That law requires that requests be made five days in advance and bars applications that harm the country's unity, sovereignty and integrity. Applications advocating separatism and applicants who cannot prove permanent or long-term residency are forbidden, apparently ruling out protests by pro-Tibet groups or evictees and homeless petitioners.
Despite the restrictions, several Beijing-based rights lawyers said they took hope from the announcement and are planning to test it immediately, even if it is unclear who might be allowed to apply and how.
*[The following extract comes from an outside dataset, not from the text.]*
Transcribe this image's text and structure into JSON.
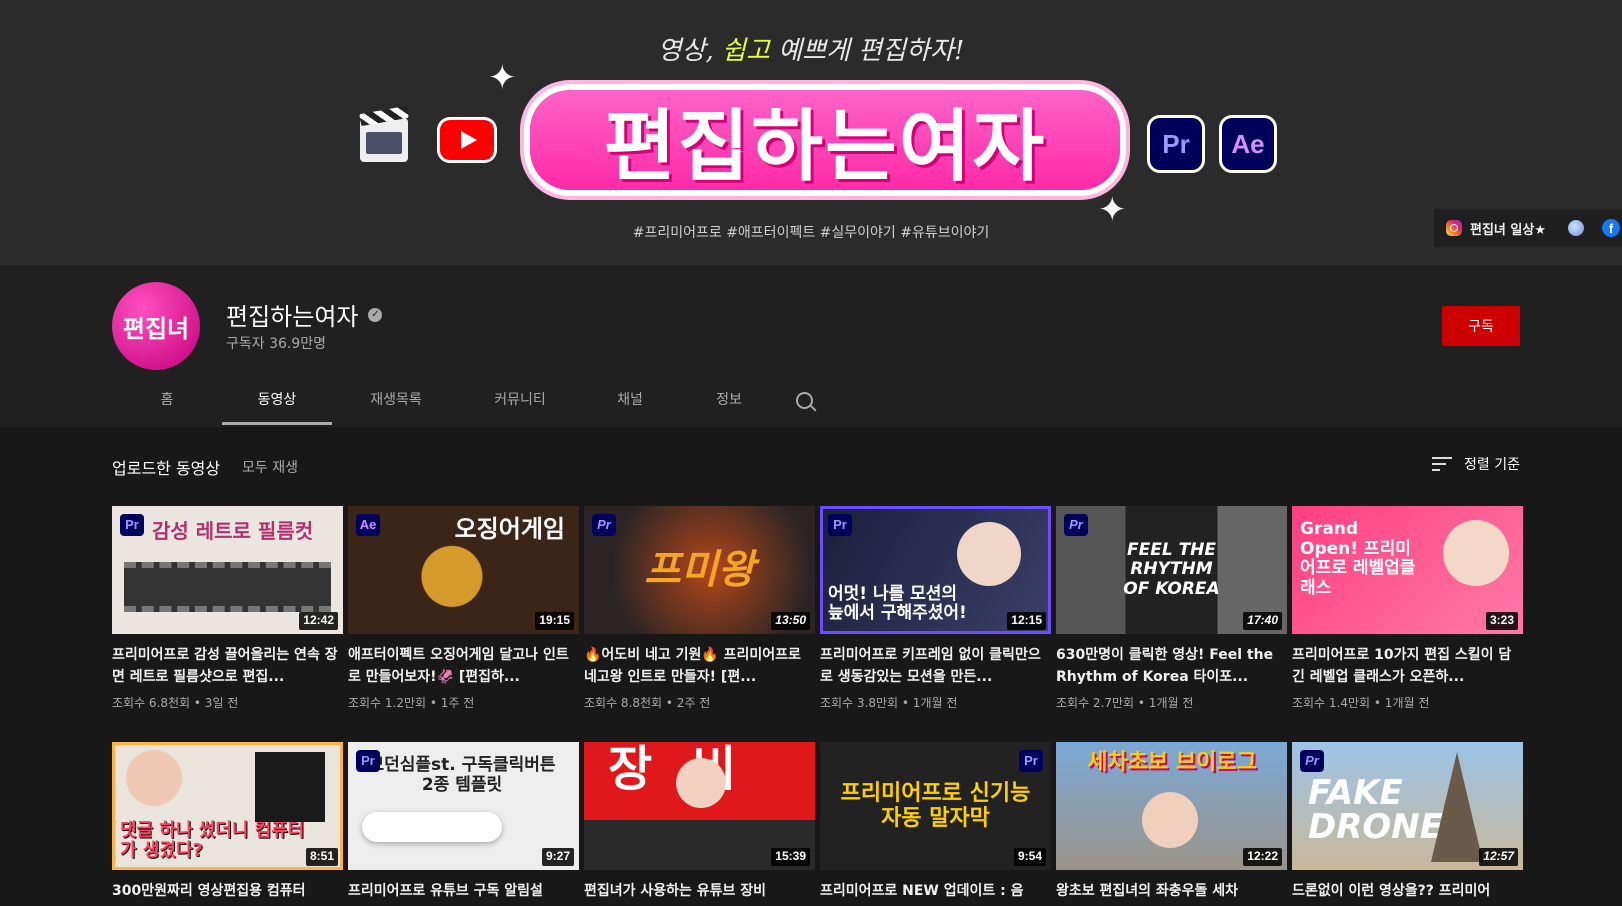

Jill Savitt, executive director of Dream for Darfur, was less optimistic. "Unless the media will be there, too, I don't think you'll see too many protesters. Advocates will be where reporters are, to make sure their voices are heard," she said.
Liu Xiaobao, a dissident writer in Beijing who was recently detained briefly by police, called the protest pens a move to preempt criticism of China's human rights record.
"It's neither a fake show nor a sign of progress," Liu said. "It's just a temporary measure to deal with the possibility that many foreigners who come for the Olympics might want to protest."
Researchers Zhang Jie and Liu Liu contributed to this report.